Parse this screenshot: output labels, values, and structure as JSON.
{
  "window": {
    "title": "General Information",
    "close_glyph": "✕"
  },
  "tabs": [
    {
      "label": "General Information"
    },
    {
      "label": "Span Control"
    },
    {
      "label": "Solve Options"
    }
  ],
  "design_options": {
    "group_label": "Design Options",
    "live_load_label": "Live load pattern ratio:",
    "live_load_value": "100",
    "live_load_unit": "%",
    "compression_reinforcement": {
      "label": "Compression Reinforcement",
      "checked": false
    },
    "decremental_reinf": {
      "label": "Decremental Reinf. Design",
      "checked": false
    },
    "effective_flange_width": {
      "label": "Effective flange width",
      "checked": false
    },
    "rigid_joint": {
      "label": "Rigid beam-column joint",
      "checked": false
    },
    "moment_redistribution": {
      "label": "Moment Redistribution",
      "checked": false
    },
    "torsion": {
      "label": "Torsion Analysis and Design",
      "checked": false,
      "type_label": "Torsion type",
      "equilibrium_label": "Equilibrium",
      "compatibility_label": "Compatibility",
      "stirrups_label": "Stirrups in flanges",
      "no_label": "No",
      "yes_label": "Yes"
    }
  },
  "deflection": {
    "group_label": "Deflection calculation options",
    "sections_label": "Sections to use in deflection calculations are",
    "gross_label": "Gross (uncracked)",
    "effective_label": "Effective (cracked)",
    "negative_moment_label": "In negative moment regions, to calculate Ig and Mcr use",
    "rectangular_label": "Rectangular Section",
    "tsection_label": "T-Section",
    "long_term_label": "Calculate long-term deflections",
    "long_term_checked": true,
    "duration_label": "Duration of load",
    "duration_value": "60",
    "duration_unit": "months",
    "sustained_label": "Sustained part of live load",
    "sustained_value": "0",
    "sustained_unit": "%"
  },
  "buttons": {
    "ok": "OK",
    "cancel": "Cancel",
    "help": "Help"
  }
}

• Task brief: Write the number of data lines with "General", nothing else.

• Written answer: 2